Malta has ordered an independent inquiry into the murder of prominent investigative journalist Daphne Caruana Galizia, days before the expiry of a deadline by Europe’s main human rights watchdog.
Caruana Galizia, who wrote a popular anti-corruption blog, was killed by a powerful car bomb blast outside her home on October 16, 2017.
The Maltese government said Prime Minister Joseph Muscat appointed retired Judge Michael Mallia to preside over the inquiry. He would be assisted by a law professor and a retired forensics expert.
The government said that the independent review must not prejudice the active criminal investigation. It added that the inquiry should conclude its work within nine months.
Muscat, a frequent target of Caruana Galizia’s writings, has offered a reward of one million euros ($1.1m) for information leading to the arrest of those behind the journalist’s killing.
Caruana Galizia published accusations of corruption, money laundering and influence peddling by people at the highest levels of Maltese society, all of which they denied.
Her family have repeatedly demanded a public inquiry, saying it was the best hope of uncovering the truth.
The Council of Europe, the leading human rights forum, said in June that the failure to identify who was behind the murder raised questions about the rule of law in Malta.

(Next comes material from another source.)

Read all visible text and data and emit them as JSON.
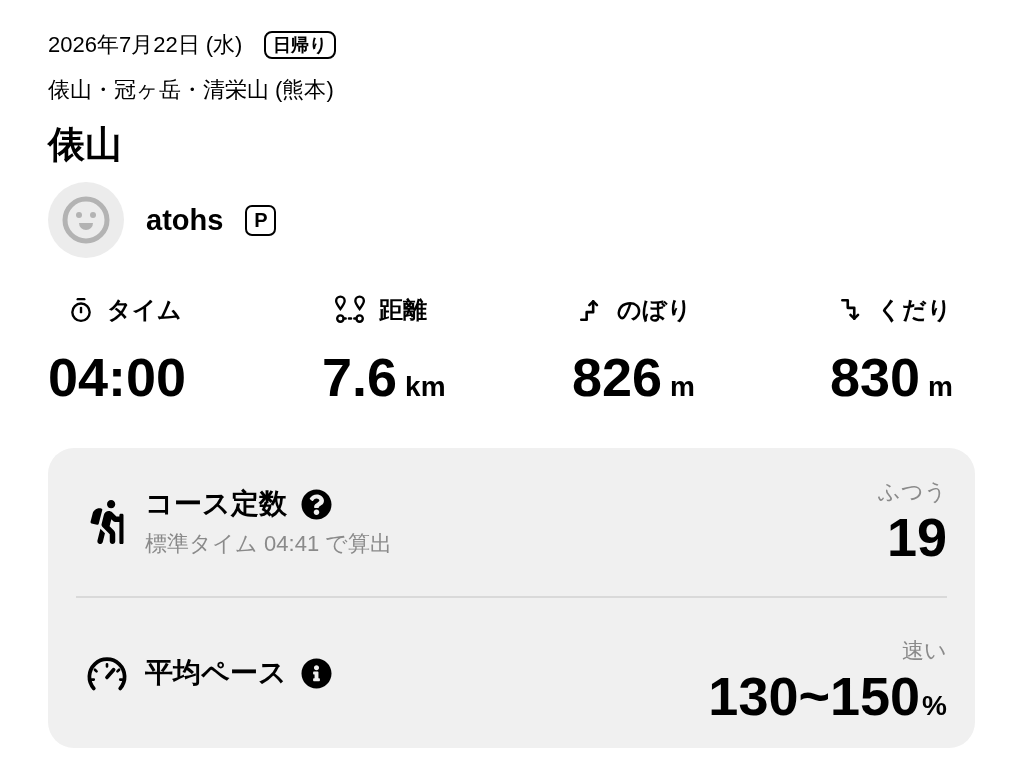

It gave Maltese authorities until September 26 to start a public inquiry aimed at establishing whether the journalist’s death could have been prevented.